> _WHAT IS NEEDED_
Search the records for the string "tree" and copy every line where it turns up.

Extracted records:
-=-=-
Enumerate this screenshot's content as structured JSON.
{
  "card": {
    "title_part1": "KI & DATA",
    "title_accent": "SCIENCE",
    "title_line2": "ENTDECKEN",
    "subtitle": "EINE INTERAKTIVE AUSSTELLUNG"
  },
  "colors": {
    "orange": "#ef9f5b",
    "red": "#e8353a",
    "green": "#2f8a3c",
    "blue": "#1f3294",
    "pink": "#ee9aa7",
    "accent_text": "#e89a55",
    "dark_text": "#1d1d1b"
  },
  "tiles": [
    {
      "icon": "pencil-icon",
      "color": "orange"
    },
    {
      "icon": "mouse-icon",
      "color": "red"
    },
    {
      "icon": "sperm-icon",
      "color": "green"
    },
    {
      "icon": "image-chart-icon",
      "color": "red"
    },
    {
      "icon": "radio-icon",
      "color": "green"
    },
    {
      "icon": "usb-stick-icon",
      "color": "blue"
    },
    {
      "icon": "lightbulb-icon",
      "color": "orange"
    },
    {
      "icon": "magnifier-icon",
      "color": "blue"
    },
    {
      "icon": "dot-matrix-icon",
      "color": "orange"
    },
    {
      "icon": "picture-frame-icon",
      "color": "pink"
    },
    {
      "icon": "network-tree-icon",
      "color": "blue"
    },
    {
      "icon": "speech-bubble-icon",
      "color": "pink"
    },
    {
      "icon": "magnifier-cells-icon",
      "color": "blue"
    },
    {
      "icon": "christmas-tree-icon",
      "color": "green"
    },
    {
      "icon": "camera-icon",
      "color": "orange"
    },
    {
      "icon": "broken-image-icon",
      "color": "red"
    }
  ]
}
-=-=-
> _COMPLETED TASK_
      "icon": "network-tree-icon",
      "icon": "christmas-tree-icon",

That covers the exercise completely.